optional 3.6 offers 240 horsepower, despite having smaller
displacement. The 3.6 makes the LaCrosse a very impressive car,
In the Lucerne, the 3.8 has only195 horsepower, and
can be upgraded to the 275-horsepower 4.6 Northstar V8 – the first V8
offered in a Buick since the old Roadmaster days.
The new Lucerne CXL test car I tested came with the
3.8 V6, with a four-speed automatic, and it seemed…adequate. In the
current highly-competitive entry-luxury level, adequate might not do
the job against so much high-tech.
My curiosity is that if the smaller-displacement 3.6
has enough added punch to be the optional upgrade over the 3.8 in the
LaCrosse, why wouldn’t Buick offer the better and more potent 3.6 as
the base engine in the larger Lucerne?
Standard features include four-wheel disc brakes
with antilock, side airbag curtains, OnStar, remote keyless entry,
rain-sensing wipers, particulate air filters on the climate control,
AM/FM/CD/MP3 audio, leather seat appointments, and power locks and
windows. It’s a lot of car for under $30,000, although installing the
V8 would boost the price.
The test car had several option
packages to add eight-way power and heated seats for both front
buckets, power lumbar support, chrome-plated wheels, remote
starting, rear parking assist, and an audio upgrade.
At $31,430, that’s still a good deal. But I’d like
to know what the sticker would say if the 3.6 V6 were available.
Whatever the difference, I would consider it a
bargain, but that’s because I like the 3.6 V6 so much.
It also means that a discerning shopper will look
all through the Buick dealership before buying, because if the
LaCrosse is big enough, it also offers a lot for an even bigger
I’ll have to check and see which model is selling

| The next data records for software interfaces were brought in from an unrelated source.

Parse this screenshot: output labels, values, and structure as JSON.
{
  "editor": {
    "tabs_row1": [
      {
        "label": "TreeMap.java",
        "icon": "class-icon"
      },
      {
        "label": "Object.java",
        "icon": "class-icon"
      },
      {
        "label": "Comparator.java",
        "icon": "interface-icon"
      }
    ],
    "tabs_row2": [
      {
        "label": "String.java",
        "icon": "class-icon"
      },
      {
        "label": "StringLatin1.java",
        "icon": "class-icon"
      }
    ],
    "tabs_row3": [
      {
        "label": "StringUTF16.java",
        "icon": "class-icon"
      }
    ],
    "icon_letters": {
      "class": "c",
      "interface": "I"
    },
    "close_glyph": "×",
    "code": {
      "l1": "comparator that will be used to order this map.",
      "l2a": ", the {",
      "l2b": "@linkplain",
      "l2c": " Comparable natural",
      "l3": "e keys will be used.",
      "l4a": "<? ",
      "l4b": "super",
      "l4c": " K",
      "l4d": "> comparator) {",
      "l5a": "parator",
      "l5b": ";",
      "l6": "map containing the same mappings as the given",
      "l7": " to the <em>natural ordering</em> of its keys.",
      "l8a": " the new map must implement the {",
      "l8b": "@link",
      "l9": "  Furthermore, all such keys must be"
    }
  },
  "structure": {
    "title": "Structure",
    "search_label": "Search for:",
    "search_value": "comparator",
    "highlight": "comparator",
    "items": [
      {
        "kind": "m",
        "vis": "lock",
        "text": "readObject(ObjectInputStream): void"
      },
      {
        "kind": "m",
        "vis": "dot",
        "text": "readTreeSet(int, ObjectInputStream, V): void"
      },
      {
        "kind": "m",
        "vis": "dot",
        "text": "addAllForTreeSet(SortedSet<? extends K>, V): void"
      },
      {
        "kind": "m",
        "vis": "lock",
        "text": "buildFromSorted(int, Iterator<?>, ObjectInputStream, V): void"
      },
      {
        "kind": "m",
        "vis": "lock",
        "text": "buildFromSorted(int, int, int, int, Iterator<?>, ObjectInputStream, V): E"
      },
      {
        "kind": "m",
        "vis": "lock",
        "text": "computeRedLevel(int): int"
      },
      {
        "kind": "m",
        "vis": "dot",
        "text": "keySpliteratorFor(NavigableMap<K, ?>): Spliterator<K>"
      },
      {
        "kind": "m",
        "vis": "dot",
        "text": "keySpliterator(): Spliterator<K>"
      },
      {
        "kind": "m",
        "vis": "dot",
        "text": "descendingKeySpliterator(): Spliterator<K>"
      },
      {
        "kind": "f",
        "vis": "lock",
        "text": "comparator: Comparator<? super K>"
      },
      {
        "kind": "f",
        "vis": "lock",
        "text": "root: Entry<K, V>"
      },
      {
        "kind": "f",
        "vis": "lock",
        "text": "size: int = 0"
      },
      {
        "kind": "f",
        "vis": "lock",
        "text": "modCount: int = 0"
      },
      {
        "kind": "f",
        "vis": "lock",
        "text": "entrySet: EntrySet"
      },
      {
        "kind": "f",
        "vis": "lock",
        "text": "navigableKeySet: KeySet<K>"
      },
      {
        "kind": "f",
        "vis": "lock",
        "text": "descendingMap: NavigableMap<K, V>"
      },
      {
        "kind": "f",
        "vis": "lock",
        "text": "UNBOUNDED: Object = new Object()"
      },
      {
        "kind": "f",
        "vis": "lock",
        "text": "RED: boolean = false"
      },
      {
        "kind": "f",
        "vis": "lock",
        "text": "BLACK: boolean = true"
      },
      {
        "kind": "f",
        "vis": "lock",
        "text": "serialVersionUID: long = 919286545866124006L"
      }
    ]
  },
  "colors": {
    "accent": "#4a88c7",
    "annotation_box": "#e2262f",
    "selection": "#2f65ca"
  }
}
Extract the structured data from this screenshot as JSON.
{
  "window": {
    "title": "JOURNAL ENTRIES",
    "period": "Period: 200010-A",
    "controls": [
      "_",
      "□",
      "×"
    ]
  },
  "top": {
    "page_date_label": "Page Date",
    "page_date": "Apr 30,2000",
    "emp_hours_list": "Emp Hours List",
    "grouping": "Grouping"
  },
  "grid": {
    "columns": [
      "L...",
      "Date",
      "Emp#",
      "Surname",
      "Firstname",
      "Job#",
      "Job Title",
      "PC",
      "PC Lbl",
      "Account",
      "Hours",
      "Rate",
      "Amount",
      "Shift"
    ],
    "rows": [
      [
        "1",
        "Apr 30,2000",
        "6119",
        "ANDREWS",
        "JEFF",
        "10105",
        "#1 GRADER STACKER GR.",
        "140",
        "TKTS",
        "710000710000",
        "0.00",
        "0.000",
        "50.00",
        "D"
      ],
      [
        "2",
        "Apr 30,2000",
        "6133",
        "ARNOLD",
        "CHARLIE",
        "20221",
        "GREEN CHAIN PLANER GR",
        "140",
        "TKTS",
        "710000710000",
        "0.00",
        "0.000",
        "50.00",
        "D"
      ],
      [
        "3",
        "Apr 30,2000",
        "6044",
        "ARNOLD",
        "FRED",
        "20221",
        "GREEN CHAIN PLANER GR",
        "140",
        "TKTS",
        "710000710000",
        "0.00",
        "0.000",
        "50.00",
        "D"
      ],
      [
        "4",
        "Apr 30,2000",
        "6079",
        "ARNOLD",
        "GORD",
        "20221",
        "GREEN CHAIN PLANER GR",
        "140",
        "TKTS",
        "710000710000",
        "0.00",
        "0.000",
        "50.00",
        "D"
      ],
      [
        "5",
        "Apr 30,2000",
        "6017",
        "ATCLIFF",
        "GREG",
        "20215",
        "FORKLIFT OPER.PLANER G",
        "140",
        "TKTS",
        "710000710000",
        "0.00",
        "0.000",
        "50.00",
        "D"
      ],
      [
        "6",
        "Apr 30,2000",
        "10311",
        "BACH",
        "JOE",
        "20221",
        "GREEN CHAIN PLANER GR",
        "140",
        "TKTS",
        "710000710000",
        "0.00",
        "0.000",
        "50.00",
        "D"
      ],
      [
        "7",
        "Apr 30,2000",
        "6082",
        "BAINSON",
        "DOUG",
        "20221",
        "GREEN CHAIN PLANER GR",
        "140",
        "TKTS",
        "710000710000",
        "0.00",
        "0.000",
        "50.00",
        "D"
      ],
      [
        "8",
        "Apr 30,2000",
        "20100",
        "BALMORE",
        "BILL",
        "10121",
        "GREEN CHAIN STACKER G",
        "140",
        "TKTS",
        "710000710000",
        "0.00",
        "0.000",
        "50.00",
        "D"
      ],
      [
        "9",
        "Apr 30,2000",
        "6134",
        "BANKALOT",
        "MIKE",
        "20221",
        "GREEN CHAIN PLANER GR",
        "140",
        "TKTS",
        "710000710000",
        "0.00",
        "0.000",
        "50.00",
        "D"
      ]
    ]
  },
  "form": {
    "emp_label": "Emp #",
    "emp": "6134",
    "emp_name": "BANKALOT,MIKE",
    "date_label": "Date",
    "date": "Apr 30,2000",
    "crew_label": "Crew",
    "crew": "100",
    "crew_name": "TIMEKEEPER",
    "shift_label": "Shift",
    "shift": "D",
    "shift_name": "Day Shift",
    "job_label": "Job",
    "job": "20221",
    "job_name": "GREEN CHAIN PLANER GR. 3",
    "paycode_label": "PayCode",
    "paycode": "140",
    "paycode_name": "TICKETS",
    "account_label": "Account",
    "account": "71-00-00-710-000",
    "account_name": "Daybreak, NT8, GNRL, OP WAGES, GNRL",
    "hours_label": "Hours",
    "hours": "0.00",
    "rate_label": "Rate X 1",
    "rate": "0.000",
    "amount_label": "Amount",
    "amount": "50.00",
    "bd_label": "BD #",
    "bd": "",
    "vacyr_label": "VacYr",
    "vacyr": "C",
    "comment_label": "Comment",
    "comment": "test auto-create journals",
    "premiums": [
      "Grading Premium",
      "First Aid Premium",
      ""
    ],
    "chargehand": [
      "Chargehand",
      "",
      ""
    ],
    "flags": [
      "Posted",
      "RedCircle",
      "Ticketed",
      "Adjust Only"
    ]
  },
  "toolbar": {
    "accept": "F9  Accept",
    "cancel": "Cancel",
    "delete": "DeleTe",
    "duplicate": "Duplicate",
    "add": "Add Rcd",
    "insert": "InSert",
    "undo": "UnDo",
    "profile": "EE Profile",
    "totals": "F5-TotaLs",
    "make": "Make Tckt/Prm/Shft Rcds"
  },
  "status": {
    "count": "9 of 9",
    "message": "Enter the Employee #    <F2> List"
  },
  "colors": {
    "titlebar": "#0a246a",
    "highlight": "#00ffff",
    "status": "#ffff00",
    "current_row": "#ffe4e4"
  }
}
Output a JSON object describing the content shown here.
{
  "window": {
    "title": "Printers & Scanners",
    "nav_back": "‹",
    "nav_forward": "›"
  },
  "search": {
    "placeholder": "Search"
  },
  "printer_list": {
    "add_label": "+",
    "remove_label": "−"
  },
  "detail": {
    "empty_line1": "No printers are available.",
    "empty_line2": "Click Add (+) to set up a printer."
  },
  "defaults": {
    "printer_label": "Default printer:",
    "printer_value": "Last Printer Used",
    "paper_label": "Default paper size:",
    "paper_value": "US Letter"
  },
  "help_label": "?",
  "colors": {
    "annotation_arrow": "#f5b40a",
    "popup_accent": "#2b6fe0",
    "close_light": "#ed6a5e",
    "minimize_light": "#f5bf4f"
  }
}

better on the Iron Range.
Editor's note: John Gilbert writes weekly auto reviews. He can be
reached at email@example.com.